> [Extracted entries]
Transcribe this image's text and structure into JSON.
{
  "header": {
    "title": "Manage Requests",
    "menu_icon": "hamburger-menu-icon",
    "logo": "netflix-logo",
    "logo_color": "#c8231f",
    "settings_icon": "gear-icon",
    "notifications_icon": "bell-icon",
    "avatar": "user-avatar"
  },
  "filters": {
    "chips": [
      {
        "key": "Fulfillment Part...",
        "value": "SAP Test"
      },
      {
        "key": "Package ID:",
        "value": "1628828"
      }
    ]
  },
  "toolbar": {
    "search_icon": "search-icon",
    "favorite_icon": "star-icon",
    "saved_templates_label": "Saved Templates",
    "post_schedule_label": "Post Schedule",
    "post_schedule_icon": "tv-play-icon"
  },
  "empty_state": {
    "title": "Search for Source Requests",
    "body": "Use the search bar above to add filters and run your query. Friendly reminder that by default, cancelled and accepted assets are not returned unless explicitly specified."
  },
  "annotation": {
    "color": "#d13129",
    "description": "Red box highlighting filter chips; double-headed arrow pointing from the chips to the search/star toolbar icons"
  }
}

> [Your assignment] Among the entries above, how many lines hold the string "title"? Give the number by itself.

> [Solution for this task] 2